• _TASK BRIEF_: Check each line of the listing, and copy it if it contains the word "search".

[DATA PROVIDED — start]

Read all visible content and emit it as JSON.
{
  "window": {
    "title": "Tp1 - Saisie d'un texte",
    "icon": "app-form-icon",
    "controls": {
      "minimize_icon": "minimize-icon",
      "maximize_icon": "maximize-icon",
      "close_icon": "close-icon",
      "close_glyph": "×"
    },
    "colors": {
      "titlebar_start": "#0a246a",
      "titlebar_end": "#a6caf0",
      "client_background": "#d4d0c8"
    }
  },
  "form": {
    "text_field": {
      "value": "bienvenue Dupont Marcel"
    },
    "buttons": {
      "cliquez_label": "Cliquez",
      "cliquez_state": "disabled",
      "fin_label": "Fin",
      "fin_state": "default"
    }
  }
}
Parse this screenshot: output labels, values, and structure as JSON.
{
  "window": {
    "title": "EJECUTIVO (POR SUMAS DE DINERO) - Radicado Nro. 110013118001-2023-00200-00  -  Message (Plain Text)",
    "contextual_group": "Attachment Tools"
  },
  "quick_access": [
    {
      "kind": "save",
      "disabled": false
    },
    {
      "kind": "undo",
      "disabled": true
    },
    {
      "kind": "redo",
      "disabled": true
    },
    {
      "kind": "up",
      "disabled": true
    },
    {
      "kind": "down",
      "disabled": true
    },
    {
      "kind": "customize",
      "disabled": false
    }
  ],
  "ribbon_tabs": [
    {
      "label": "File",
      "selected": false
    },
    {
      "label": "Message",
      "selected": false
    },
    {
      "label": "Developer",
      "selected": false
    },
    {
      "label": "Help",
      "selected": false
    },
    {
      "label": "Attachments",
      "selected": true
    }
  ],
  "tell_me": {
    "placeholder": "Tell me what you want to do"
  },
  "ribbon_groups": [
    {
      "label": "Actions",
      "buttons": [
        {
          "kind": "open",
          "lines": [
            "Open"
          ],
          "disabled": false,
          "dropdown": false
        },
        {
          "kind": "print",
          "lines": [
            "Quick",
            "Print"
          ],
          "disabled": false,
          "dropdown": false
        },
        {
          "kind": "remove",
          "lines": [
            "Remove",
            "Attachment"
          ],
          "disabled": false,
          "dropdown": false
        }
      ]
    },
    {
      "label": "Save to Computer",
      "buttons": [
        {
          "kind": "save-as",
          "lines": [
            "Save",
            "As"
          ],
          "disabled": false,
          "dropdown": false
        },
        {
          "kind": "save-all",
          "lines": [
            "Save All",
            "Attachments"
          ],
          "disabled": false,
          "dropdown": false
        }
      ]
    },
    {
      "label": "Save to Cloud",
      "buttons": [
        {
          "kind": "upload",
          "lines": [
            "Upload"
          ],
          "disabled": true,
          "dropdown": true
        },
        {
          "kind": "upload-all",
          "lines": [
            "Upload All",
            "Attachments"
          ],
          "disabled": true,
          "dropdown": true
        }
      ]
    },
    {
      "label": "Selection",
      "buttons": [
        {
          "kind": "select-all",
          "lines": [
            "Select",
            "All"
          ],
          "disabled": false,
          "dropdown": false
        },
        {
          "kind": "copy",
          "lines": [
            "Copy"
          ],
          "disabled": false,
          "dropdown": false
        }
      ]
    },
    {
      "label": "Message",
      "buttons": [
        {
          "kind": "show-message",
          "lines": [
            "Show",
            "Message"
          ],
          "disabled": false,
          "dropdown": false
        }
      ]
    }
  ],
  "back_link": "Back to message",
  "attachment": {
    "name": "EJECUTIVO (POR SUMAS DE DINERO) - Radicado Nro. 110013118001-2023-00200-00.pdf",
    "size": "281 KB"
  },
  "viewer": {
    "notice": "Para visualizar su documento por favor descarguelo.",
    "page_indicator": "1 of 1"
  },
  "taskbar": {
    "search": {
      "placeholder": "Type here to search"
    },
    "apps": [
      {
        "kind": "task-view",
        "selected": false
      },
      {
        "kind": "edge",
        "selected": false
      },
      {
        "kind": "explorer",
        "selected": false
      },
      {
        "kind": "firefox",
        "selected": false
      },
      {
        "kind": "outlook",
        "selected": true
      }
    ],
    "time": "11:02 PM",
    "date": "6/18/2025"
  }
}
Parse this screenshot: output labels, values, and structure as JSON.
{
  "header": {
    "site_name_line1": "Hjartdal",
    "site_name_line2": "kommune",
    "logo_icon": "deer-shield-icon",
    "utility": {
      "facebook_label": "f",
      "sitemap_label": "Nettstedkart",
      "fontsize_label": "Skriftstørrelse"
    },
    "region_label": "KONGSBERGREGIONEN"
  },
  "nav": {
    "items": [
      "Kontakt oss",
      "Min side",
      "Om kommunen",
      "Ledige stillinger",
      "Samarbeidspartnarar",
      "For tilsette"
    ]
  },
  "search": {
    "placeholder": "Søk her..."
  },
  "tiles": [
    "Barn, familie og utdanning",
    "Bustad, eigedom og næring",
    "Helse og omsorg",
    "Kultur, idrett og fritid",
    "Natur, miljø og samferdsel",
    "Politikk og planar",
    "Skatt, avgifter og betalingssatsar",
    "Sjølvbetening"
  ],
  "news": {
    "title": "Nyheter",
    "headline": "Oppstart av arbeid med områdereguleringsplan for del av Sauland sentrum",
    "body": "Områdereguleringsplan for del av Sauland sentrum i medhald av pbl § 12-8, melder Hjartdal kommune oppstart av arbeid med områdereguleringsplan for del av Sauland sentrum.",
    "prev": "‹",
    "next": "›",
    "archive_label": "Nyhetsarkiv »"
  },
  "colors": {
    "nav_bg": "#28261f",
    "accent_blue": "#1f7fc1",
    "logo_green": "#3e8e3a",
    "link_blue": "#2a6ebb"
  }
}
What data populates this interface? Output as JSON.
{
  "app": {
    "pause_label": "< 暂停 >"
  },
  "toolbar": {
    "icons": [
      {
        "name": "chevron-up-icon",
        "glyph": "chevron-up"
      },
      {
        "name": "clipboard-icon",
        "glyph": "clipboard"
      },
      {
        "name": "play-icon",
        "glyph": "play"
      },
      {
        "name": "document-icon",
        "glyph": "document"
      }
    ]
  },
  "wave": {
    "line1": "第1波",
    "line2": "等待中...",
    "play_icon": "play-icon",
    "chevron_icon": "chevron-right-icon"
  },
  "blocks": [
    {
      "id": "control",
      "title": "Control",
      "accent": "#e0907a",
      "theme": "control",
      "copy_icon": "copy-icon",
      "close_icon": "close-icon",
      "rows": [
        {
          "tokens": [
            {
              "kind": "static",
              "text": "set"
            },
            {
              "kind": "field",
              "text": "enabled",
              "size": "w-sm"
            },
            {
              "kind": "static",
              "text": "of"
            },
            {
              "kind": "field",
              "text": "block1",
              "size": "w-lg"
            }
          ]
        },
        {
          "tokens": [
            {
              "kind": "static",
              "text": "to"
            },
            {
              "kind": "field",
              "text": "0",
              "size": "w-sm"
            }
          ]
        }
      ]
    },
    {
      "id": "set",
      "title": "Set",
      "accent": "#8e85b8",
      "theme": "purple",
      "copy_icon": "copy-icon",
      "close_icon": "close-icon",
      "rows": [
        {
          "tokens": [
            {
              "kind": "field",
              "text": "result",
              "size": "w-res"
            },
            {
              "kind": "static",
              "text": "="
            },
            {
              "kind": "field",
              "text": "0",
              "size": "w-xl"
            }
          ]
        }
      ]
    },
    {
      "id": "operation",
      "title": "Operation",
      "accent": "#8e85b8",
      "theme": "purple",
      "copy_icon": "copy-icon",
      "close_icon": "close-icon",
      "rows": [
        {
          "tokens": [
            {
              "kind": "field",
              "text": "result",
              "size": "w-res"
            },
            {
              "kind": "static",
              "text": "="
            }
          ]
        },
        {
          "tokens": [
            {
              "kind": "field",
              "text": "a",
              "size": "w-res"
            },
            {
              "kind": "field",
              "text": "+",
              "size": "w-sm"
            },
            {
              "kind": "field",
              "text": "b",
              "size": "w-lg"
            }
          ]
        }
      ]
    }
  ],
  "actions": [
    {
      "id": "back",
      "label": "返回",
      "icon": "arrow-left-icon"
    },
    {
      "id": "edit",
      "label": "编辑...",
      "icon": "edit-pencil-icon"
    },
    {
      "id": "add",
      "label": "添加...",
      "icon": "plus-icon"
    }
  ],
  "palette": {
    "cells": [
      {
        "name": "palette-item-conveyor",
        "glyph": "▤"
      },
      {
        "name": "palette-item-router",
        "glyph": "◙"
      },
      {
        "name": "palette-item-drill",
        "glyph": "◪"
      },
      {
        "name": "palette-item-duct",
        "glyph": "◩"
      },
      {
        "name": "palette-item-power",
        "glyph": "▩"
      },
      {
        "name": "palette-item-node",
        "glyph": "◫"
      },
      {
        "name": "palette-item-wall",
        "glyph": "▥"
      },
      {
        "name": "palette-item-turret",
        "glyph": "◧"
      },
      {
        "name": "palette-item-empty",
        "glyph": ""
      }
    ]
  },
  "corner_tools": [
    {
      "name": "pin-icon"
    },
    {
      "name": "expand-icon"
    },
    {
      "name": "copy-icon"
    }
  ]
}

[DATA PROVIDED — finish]

• _EXPECTED ANSWER_:
    "search": {
      "placeholder": "Type here to search"
  "search": {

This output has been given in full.